In a recent post, I posed the question “Is WordPress Dead?” I was quick to answer no. I’m back with another question, which is more difficult to answer, in my humble opinion.
First, a little history
I started designing and building websites in 2000. At the time, this meant a trip to Waldenbooks in the mall (remember those things?) to pick up a “Visual Quickstart” book about HTML 4 and spending countless nights trying things out using the exercises provided. I also got one for Photoshop, because… that’s how we designed things in the old days.
Like many things that seem so novel in the beginning, coding got less and less interesting over time. Solving why Internet Explorer didn’t render something just like Firefox lost its charm. From the early 2000s to say 2007, code-killing contenders like Adobe GoLive or Macromedia Dreamweaver offered pixel pushers a way to speed up their work. The caveat? The code they produced was often convoluted or just plain ugly.
At the same time, Content Management Systems were being developed — both in a custom, one-off manner and as SaaS products. Naturally, there were battles and coders chose sides. Countless hours were spent debating the relative merits of DNN vs Drupal vs SiteCore vs Ektron vs WordPress. Not to mention Squarespace and Wix, which developers universally seemed to rally against, if not because they felt threatened, then because the code each tool produced was considered ugly.
With the exception of these latter two contenders, most CMSs functioned in a similar manner. Pages could be created, but the options to customize the layout of those pages was wholly dependent on the number of templates available to the user. In turn, the number of templates available to the user was dictated by who designed the site and how many templates were taken into consideration at the outset. These were the pre-Agile days, when Waterfall ruled the workplace. This activity of gathering requirements, developing mockups, detailing data types — how they would be displayed on the front end and how they would be managed on the back end — defined whole careers for designers and developers around the world.

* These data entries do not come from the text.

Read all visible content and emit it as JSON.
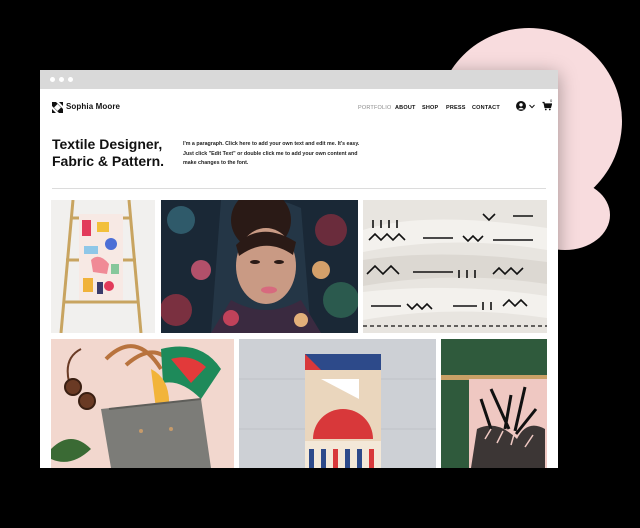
{
  "site": {
    "brand": "Sophia Moore",
    "nav": [
      {
        "label": "PORTFOLIO",
        "active": true
      },
      {
        "label": "ABOUT",
        "active": false
      },
      {
        "label": "SHOP",
        "active": false
      },
      {
        "label": "PRESS",
        "active": false
      },
      {
        "label": "CONTACT",
        "active": false
      }
    ],
    "cart_count": "0",
    "icons": {
      "logo": "logo-mark-icon",
      "account": "user-avatar-icon",
      "account_menu": "chevron-down-icon",
      "cart": "cart-icon"
    }
  },
  "hero": {
    "headline_line1": "Textile Designer,",
    "headline_line2": "Fabric & Pattern.",
    "intro": "I'm a paragraph. Click here to add your own text and edit me. It's easy. Just click \"Edit Text\" or double click me to add your own content and make changes to the font."
  },
  "gallery": [
    "ladder-towels-image",
    "woman-floral-scarf-image",
    "mudcloth-fabric-image",
    "tote-scarf-sunglasses-image",
    "geometric-towel-image",
    "palm-print-fabric-image"
  ],
  "colors": {
    "page_background": "#000000",
    "accent_blob": "#f8dcde",
    "window_chrome": "#d9d9d9",
    "text": "#111111",
    "muted_nav": "#8a8a8a"
  }
}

Sound complicated? Well, it was — and in many ways it still is. Designing, building, testing, writing content, getting approvals, ensuring the site works on mobile… all of this activity is a lot of work.
Code is Dead (for some of us)
If you work in a creative capacity — whether it be as designer, developer, or marketer — you have likely been targeted by ads touting “no-code solutions”. The premise is simple enough: you, the creator, don’t need code in order to create. Have an idea for an app? Use our SaaS platform to create an app that does X. Want to connect to a third party platform, digest some data, do a little integration? Use our connectors (think Zapier).
We have arrived at a point in the web’s evolution where writing code from scratch for simple tasks is inefficient. As a client said, “There is entirely too much code being written.”
Naturally, if we adopt tools that allow us to create without coding, someone has to create the tools to enable us to do so. The Photoshop analogy is useful here: only a subset of programmers understand how the tool does what it does. And that’s okay, because the tool has evolved to a point where the rest of us can use it to modify our photos and not have to learn the finite inner workings of how pixels are manipulated.
Similarly, tools for authoring web content are evolving. They haven’t reached the maturity of Photoshop, but several are making previously repetitive, time consuming tasks unnecessary.
Normally, the objections raised at this point are “but, I love CSS! I love Node! I still like writing PHP…” Certainly, there is nothing wrong with that, but I would suggest that as more and more no-code solutions enter the marketplace and mature, this work will be devalued. Coders will migrate from creating from scratch to building the tools that allow novices to create from “scratch”.
Let me be clear: this evolution will not obviate the need for skilled practitioners, whether they be Photoshop experts or PHP/C#/Ruby/Python/JAVA/Node/Angular/etc… magicians. However, the kind of work professionals web developers are doing now will shift in fundamental ways. Even with tools that are sophisticated and allow for so-called drag and drop development in place, those who can do magic on top of these time saving platforms will be in heavy demand.
So, developers need to ask themselves: do I want to keep building UI components ad infinitum or do I want to opt for efficiency and customization? Endless objections will arise at this point:
“What if the tool that makes X faster doesn’t have the options to allow me to customize to the Nth degree?”
“I don’t like the code this tool spits out. It offends my sense of order…”
“I could write this better. This code is ham-fisted and obtuse.”
“Yea, it works, but it takes me out of the equation.”
The answers to these objections are many. Here are some to consider:
If the tool doesn’t suit your needs and you are offended by it, create something better.
If the tool doesn’t output code you can customize, look for another tool. It’s either out there or about to be released.
A colleague suggested another parallel. Remember Kodak? They ignored the advent of digital and subsequently lost the war.
Those who move from 100% organic, from-scratch coding to a combination of using powerful tools that handle the code for you are much like those early adopters of digital technologies.
Non-linear editing saved massive amounts of time.
No-code solutions can do the same.